The adult Borer looks like a wasp and flies like a wasp and is active during the day like a wasp. But the Squash Vine Borer is actually a moth. And even though I promptly delivered this colorful moth a powerful thump that sent him into an eternal dirt nap, the damage is likely to have already been done.
The Squash Vine Borer lays eggs at the base of plants and often chooses plants in the Squash family – and this one chose my pumpkin patch. Squash family plant stems are hollow. When the eggs hatch in about 7 days, the emerging grubs will bore little holes into the stem of the squash plant and begin feeding on the inside of the stems. Once the grubs have entered the stems, the only signs will be a small hole at the base and some saw dust-looking material protruding from their entry hole called “frass”. Within a few days, these grubs can completely destroy plant stems and ruin the entire squash crop.
What is an organic gardener to do?
Depending on the stage of the invasion, there are several options. Since I noticed the adult yesterday, I can only assume that the eggs have been laid. So I want to take care of the eggs before they hatch. For the first time this year, I am using beneficial garden nematodes. Beneficial nematodes are semi-microscopic organisms that feed off of the larvae of several types of damaging insects such as grubs and fleas. I made an application of nematodes last night and hopefully this will be enough to prevent the Vine Borer eggs from hatching and ever entering the squash stem.
As a secondary treatment, I will likely apply pyrethrins at the base of all of my squash plants in a few days so that the grubs will be killed before entering the plant stems. Pyrethrins are made from extracts of certain Chrysanthemum plants. The tricky part about applying pyrethrins is timing. Pyrethrins work best when they can make direct contact with pests. Hopefully the residual quality will prevent the borers from penetrating the plant stems.
Another pre-emptive option is to use a syringe and inject the hollow stem of the plant with a BT (Bacillus Thuricide) or the same nematodes that were mentioned earlier. As soon as the grubs enter the hollow plant stem they are greeted with a deadly desert that will end their plant pillage. If the nematodes prove ineffective in the soil application and the pyrethrins fail to stop the invasion, this will be my third option. I have lost this battle many times so I like to have plan A, B & C!
For plants that are already damaged by the borer, a last ditch effort can be made by using a razor blade to cut the plant stem and remove the pests. Dirt can then be mounded around the opened plant stem and roots will continue to grow. This technique can help lengthen the life of the squash but plants rarely fully recover.

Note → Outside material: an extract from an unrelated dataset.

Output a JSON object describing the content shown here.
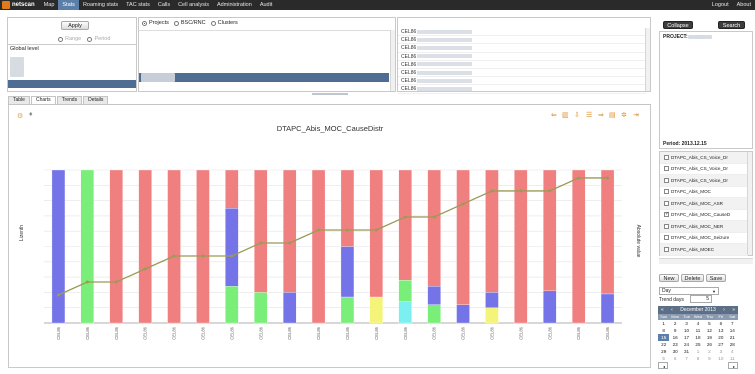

So be on the lookout! Eliminate any adult Squash Vine Borers that you see and watch for any signs of borer grubs entering the stem of plants.